Halloween is a perfect time to showcase British Folk Horror films

Credit to Author: Stuart Derdeyn| Date: Mon, 21 Oct 2019 18:00:03 +0000

When: Oct. 25-31, various times

Where: The Cinematheque, 1131 Howe St.

Tickets and info:thecinematheque.ca

Samhain, the ancient Celtic festival named for the Druidic religion’s Lord of Darkness, runs Oct. 31 to Nov. 1. Falling between the autumn equinox and the winter solstice, the event marked the end of the harvest and the onset of the darker time. Celebrated with animist costumes, sacrifices — both literal and symbolic — and myriad rituals, the pre-Halloween tradition has fuelled the creation of a unique genre of cinema called British folk horror.

The term first entered the language in 2003 when director Piers Haggard used it to describe his 1971 film the Blood on Satan’s Claw. Later, Mark Gatiss revisited it in his 2010 BBC documentary series on the history of horror.

Blood on Satan’s Claw tells the tale of a rural village undergoing demonic possession in the 1700s. The film is grouped with Witchfinder General (1968) and The Wicker Man (1973) in an unholy trinity of terror cinema preying upon people’s fears of everything from small towns to paganism. It’s a familiar narrative in horror movies today, ranging from the Blair Witch Project to the Witch, and most recently manifested in director Ari Aster’s hit Midsommar.

For this Samhain season, the Cinematheque presents three classics of the folk-horror genre. Beginning with 1957’s Night of the Demon, the series also includes The Wicker Man and the film most commonly seen as the sequel to that 1973 film, director Ben Wheatley’s Kill List (2011). The Cinematheque’s Shaun Inouye curated the series.
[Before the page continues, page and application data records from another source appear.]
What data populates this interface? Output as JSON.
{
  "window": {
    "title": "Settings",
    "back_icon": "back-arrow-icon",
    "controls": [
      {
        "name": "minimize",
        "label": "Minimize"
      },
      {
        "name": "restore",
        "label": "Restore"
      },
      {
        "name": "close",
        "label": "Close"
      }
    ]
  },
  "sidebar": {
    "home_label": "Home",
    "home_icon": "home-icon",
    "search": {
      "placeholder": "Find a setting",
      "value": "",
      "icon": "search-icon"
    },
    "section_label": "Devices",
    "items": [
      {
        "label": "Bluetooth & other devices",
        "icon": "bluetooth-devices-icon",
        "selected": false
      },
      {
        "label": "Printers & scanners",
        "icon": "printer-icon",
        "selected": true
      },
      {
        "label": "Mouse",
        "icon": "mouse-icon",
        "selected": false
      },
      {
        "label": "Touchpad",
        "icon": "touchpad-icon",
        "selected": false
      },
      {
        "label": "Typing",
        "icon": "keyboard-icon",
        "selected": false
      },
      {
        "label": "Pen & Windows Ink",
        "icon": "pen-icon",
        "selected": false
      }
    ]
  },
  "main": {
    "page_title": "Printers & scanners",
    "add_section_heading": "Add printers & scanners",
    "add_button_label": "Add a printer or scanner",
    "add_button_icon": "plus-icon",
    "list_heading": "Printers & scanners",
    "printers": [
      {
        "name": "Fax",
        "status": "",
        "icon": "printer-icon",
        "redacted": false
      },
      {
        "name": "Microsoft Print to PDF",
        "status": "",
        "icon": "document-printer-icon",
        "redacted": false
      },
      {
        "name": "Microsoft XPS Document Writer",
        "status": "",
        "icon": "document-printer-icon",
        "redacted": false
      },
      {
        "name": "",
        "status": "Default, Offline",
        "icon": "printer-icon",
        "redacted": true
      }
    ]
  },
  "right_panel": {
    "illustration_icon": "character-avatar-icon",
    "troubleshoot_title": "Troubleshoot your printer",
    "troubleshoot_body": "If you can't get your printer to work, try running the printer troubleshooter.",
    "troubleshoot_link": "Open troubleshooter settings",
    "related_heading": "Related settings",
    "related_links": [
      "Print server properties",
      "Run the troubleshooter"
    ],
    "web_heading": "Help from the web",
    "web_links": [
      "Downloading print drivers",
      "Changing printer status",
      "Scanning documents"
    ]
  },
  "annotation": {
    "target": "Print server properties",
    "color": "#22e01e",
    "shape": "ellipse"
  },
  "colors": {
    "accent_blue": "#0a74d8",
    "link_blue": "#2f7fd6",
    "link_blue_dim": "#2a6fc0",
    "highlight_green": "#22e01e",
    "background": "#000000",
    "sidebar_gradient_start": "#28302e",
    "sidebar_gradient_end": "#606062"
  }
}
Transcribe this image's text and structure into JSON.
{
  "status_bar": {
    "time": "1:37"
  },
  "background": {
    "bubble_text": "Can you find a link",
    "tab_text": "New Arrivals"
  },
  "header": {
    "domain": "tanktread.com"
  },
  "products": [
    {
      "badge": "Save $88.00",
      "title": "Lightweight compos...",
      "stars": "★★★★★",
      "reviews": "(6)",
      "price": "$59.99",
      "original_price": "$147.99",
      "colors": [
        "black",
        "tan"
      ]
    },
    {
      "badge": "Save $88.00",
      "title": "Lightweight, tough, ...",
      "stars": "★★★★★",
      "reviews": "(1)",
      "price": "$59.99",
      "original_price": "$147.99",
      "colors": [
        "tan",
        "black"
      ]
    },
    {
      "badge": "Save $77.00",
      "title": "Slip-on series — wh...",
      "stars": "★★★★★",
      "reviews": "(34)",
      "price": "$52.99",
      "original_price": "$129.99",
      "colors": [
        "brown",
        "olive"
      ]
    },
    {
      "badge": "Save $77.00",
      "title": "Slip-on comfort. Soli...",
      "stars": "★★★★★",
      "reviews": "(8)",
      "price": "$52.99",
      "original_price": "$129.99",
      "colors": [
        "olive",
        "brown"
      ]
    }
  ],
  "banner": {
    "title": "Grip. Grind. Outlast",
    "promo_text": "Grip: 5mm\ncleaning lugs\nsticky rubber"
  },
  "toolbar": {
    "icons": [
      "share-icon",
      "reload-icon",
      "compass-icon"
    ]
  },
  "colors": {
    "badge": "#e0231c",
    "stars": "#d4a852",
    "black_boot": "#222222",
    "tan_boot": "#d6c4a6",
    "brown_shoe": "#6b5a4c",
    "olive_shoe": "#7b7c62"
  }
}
“This is a sub-genre that has spun out to become its own genre, which really appears to have begun with these late-’60s/early ’70s films from the U.K. that broke with the whole classic gothic Hammer Film Productions of the era (Frankenstein and Dracula, etc.),” said Inouye. “All three dealt with these ancient evils lurking beneath the soil, and these secret societies that upheld the pagan rites and rituals that went along with them. In such a conservative society, the idea of the terror from these heathen fringe groups really resonated.”

One need only read the news about “Piggate” involving former British prime minister David Cameron and the rumoured initiation ceremonies at the Oxford’s exclusive Piers Gaveston Society, or tales of the Bullingdon Club, to understand just how deep the traditions of secret societies and offbeat traditions runs in the U.K. Toss in a bit of urban-rural or class-based sub narrative conflicts into the script and any visit to the pastoral countryside at this time of year is poised to go poorly.

“The most common horror element deals with human sacrifice and that the protagonist is almost a kind of pawn in a cult’s grand design, helpless to do anything about the inevitable end,” said Inouye. “There is this sinister jubilance to these movies, with their sun-washed colour palette and dark themes. With the release and success of Midsommar, we really wanted to do a deep dive of the sub-genre in terms of its origins, heyday and its return.”

The Night of the Demon is seen by many as the precursor to the whole sub-genre. The black-and-white chiller-thriller not only builds to a genuinely warped climax, but it also features a creature that would inspire countless others due to its impact. Inouye says that director Jacques Tourneur didn’t ever want to reveal the demon, but the studio insisted, so he created an all-time nightmare being. The Wicker Man has become such a popular cult film that it gets referenced in everything from new movies to long-running series such as Midsommer Murders or Supernatural. Wheatley’s Kill List brings the occult-influenced, unwilling pawn story into the modern time.

“There are even definite folkloric elements, such as runic symbols and other iconography, in the first season of True Detective,” said Inouye. “You even have that whole terrifying rural backwater kind of place that is scary to city folk. Drop in characters who are complete fish-out-of-water and think that they have the right world view and it’s a recipe for something bad to happen.”

Tapping into societal disillusionment with some weird back-to-the-land oddness can equal spine-tingling storylines. It’s a good bet that this won’t be the last time the Cinematheque taps into the folk-horror genre.

And for those who want to add to their viewing experience, the Folk Horror Freak-Out! Halloween Party (Oct. 31, 7 p.m.; the Cinematheque. Tickets and info: $20 advance; $25 at the door) includes a participatory theatre ritual with Jarin Schnexnider in partnership with What Lab and a screening of Kill List. Dress code is all white, with robes encouraged.

Also, a warning this Samhain. Don’t watch the 2006 remake of The Wicker Man starring Nicholas Cage. It’s too horrifying.